Fifty years ago today, an Associated Press correspondent made a series of photographs that would shock a president and impact U.S. policy on the Vietnam War.
The story of how that happened began at 9 p.m. on June 10, 1963, when journalist Malcolm Wilde Browne received a cryptic message that something important would happen at a memorial service organized by Buddhist monks the next morning.
As day broke on June 11, the service started with nuns and monks chanting in the temple. After a while, the group moved onto the streets, chanting in a procession. The group paused to surround a car, and then took out a can of aviation fuel.
“I realized at that moment exactly what was happening, and began to take pictures a few seconds apart,” wrote Browne in a letter to AP General Manager Wes Gallagher on Sept. 30, 1963.
One of the monks sat down in the street, and fellow monks covered him in nearly five gallons of fuel. Moments later, Thich Quang Duc struck a match and set himself ablaze. It was then that Browne made the photo that left an indelible impression on people across the globe, a scene shown below.
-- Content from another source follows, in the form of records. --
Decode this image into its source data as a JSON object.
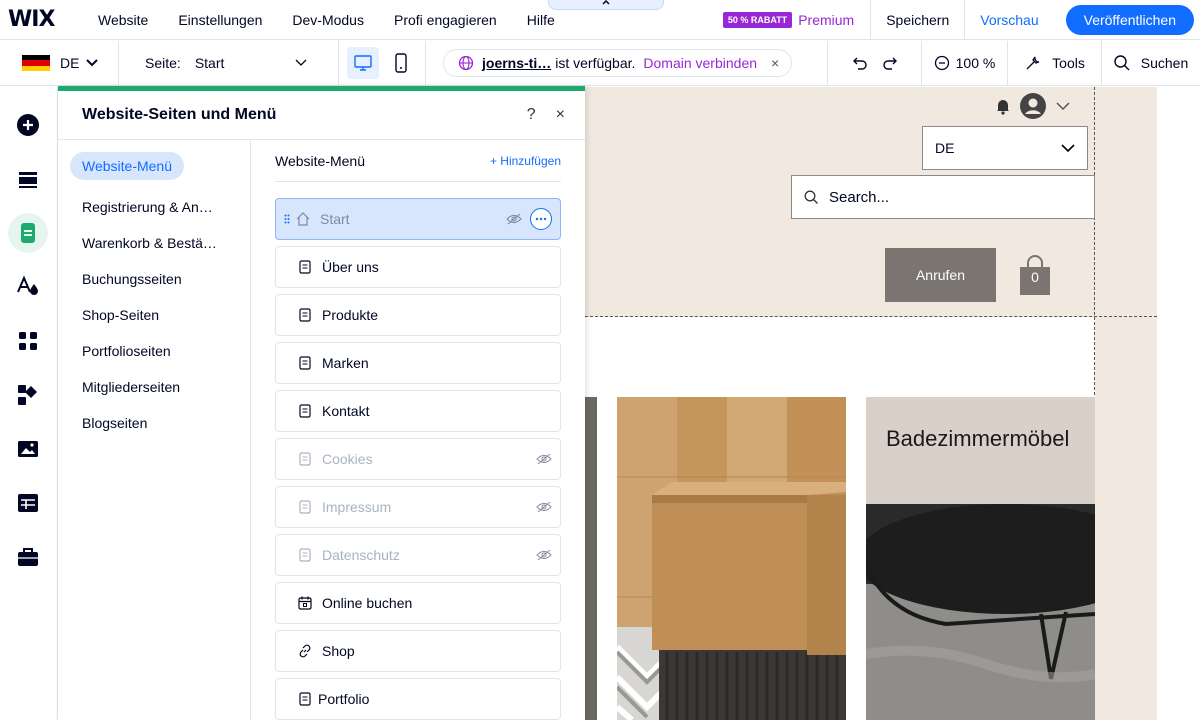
{
  "topbar": {
    "logo": "WIX",
    "menu": [
      "Website",
      "Einstellungen",
      "Dev-Modus",
      "Profi engagieren",
      "Hilfe"
    ],
    "badge": "50 % RABATT",
    "premium": "Premium",
    "save": "Speichern",
    "preview": "Vorschau",
    "publish": "Veröffentlichen"
  },
  "secondbar": {
    "language": "DE",
    "page_label": "Seite:",
    "page_value": "Start",
    "domain_name": "joerns-ti…",
    "domain_available": "ist verfügbar.",
    "domain_connect": "Domain verbinden",
    "domain_close": "×",
    "zoom": "100 %",
    "tools": "Tools",
    "search": "Suchen"
  },
  "left_toolbar": {
    "icons": [
      "add-icon",
      "sections-icon",
      "pages-icon",
      "design-icon",
      "apps-icon",
      "business-icon",
      "media-icon",
      "cms-icon",
      "portfolio-icon"
    ],
    "active_index": 2
  },
  "panel": {
    "title": "Website-Seiten und Menü",
    "help": "?",
    "close": "×",
    "nav": [
      {
        "label": "Website-Menü",
        "active": true
      },
      {
        "label": "Registrierung & An…"
      },
      {
        "label": "Warenkorb & Bestät…"
      },
      {
        "label": "Buchungsseiten"
      },
      {
        "label": "Shop-Seiten"
      },
      {
        "label": "Portfolioseiten"
      },
      {
        "label": "Mitgliederseiten"
      },
      {
        "label": "Blogseiten"
      }
    ],
    "main_title": "Website-Menü",
    "add_label": "+ Hinzufügen",
    "pages": [
      {
        "label": "Start",
        "icon": "home-icon",
        "selected": true,
        "hidden": true
      },
      {
        "label": "Über uns",
        "icon": "page-icon"
      },
      {
        "label": "Produkte",
        "icon": "page-icon"
      },
      {
        "label": "Marken",
        "icon": "page-icon"
      },
      {
        "label": "Kontakt",
        "icon": "page-icon"
      },
      {
        "label": "Cookies",
        "icon": "page-icon",
        "hidden": true
      },
      {
        "label": "Impressum",
        "icon": "page-icon",
        "hidden": true
      },
      {
        "label": "Datenschutz",
        "icon": "page-icon",
        "hidden": true
      },
      {
        "label": "Online buchen",
        "icon": "calendar-icon"
      },
      {
        "label": "Shop",
        "icon": "link-icon"
      },
      {
        "label": "Portfolio",
        "icon": "page-icon"
      }
    ]
  },
  "canvas": {
    "language_select": "DE",
    "search_placeholder": "Search...",
    "call_button": "Anrufen",
    "cart_count": "0",
    "card_title": "Badezimmermöbel"
  },
  "colors": {
    "accent_blue": "#116dff",
    "premium_purple": "#9a27d5",
    "panel_accent_green": "#1eaa6e",
    "site_beige": "#f1e9df"
  }
}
While the image above is more familiar today, it was not the photo that was widely published in newspapers at the time. It was sent over the wire a few days after the image below, a version of which was used in papers worldwide a mere 15 hours after Thich Quang set himself on fire.
The photo compelled President John F. Kennedy to reassess U.S. policy on Vietnam, ultimately increasing the number of troops.
Browne died on Aug. 27, 2012 in New Hampshire at age 81.